Author, Nad Taleb
Major conferences, cocktail evenings and roundtables are a staple tactic for most marketing managers seeking to raise awareness of their brand and, most importantly, generate leads. Generating leads for a professional marketer means getting the right people to your event. Depending on the event theme and objective, a typical targeted persona would be CEOs from SMEs and/or MNCs, industry professionals or even entrepreneur of a certain age and income bracket.
There are multiple ways in which as an event professional, we try to reach our targeted audience(s). There’s sending out physical invites, calling down the list of invites, direct mailing and/or advertising on traditional and online media. In today’s era, professional networking platforms like LinkedIn allow us to identify and reach out to the relevant people defined by their job scope and the type of industry they’re in.
However, many of these techniques may result in inefficiencies. Click rates for display ad campaigns can be as low as 0.1% while email click-through rates hover at around 2.5% depending on the target market – and I haven’t even got to conversion rates yet (which are far lower). Currently most marketing techniques that we use to drive event attendance are either based on quantity – i.e. sending out as many EDMs as possible in the hopes that you can reach your conversion numbers – or demographics – i.e. your brand may be popular among 18-25-year-olds but not all 18-25-year olds may like your brand.
Building the right audience
For a recent event that we held, we wanted to lower acquisition costs, reach the right audience and improve conversion rates. So we decided to do something a little different. Like many marketers, we used Facebook advertisements to help us promote the event. However, we did not do so based on Facebook’s audience parameters, rather we built on our own custom audience segments using anonymous mobile location-based data.
Prior to the event, we geofenced areas in Singapore where we knew firms from our targeted market are located. By using anonymous mobile location-based data, we were able to target professionals who worked in certain offices. We did this by setting a minimum requirement for our targeted audience based on the number of times the anonymous mobile ids (the ‘pings’ emitted from mobile phones) were seen within a certain month. An example will be those who kept returning to the office at around 09:00 each day and left at 18:00 onwards. Using this method, we built our custom audience for our event.
Location, location, location
We then analysed further how the anonymous mobile ids behaved through the concept of Where, When and What (i.e. Where did they go? When did they go? What did they do?). By deploying this strategy, we soon found one particular watering hole that our target audience frequented the most and therefore chose that place as the venue.

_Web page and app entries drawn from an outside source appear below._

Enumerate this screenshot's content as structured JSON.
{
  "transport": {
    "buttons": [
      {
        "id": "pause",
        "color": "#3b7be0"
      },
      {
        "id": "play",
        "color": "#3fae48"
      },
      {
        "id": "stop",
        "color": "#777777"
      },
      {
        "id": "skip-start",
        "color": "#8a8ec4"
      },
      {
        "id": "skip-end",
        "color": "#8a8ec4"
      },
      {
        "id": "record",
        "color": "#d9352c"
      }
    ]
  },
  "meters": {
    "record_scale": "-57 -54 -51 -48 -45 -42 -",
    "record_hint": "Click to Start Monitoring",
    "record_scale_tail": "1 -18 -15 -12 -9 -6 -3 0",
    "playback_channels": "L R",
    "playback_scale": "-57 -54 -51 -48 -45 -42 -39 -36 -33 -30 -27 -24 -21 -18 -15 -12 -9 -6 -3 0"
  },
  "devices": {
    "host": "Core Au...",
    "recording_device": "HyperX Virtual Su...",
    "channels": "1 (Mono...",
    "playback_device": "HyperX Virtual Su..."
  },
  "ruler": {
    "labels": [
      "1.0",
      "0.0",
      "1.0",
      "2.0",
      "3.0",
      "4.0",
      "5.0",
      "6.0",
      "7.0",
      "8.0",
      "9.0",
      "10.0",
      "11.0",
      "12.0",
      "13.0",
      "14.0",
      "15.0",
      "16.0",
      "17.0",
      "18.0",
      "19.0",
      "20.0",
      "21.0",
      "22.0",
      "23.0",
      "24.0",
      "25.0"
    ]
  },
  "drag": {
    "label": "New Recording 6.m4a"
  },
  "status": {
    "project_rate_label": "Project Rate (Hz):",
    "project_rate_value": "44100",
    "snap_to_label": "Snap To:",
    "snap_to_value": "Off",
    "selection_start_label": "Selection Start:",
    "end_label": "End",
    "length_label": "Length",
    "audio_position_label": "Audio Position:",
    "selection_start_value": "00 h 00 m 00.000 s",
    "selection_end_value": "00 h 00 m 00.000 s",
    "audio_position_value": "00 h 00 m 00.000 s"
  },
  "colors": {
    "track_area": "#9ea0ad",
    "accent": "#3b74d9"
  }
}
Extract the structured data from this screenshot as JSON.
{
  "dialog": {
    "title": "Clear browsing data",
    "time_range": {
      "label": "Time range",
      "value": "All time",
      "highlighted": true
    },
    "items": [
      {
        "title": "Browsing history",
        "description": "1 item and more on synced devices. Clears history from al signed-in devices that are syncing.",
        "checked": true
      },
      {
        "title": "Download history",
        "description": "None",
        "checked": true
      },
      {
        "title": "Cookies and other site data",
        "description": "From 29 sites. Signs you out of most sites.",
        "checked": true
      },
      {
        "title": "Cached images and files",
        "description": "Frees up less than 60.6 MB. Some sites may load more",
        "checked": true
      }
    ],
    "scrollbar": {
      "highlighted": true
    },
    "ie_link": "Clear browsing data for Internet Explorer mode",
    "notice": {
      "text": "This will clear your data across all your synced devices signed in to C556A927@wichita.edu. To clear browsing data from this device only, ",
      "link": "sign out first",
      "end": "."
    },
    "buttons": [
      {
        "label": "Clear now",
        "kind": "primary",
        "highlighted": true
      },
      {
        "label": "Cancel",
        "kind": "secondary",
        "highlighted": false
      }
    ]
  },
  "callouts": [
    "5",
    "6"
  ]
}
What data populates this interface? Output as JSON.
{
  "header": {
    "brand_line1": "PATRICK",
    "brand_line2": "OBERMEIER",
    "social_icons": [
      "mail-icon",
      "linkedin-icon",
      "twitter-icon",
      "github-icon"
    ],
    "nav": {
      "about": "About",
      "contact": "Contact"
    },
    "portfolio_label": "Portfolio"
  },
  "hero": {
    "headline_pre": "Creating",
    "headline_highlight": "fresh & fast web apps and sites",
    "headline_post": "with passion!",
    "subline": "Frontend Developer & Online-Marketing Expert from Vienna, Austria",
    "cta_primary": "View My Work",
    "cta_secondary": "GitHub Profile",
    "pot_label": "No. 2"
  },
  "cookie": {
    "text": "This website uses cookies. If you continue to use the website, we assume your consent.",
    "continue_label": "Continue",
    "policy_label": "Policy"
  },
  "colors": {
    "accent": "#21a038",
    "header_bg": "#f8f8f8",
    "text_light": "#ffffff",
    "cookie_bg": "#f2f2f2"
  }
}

Location is one of the key factors that will help to drive attendance to an event. People work long hours in Singapore and after a long day at work, the last thing most people want to do is travel all the way across town to an event, no matter how relevant it is to their work. Hence, we wanted to ensure that not only was our event venue located near to our target market, but that the venue would be as familiar as possible to our potential attendees.
Crafting the message
Once we have settled in with our target audience and the location, we ran a targeted Facebook ad campaign, targeting our ads based on how often the Ad-IDs were present in those areas we geofenced.
Our ad campaign garnered an 11% conversion rate, over one in ten people who saw the ads actually attended the event. Considering the average conversion rate for these types of advertisements is between 2-3%, this is a significant improvement.
This was also no accident. Location data indeed helped us to better understand and target our core market and enabled us to create a tailored audience who would be much more receptive to our message – in this case, an event catering to executives from a particular industry.
While many marketers will look to Facebook to segment their target markets, location data actually provides better segmentation as you are able to get a much fuller picture of their behaviour. Marketers, for instance, will be able to see where and which specific groups frequent a certain store or restaurant. Location data is rising in popularity among marketers and according to RetailTechNews, UK retailers believe building accurate location-based audiences is one of the most valuable insights to be gained from location data.
This is a small but insightful example of how data-driven insights, powered by anonymous mobile location-based data, can assist to drive event attendance. The same techniques can be applied to the airline and hospitality industries who are looking to target travellers, automotive brands or dealerships who are looking to reach those who shows interest in cars and many others.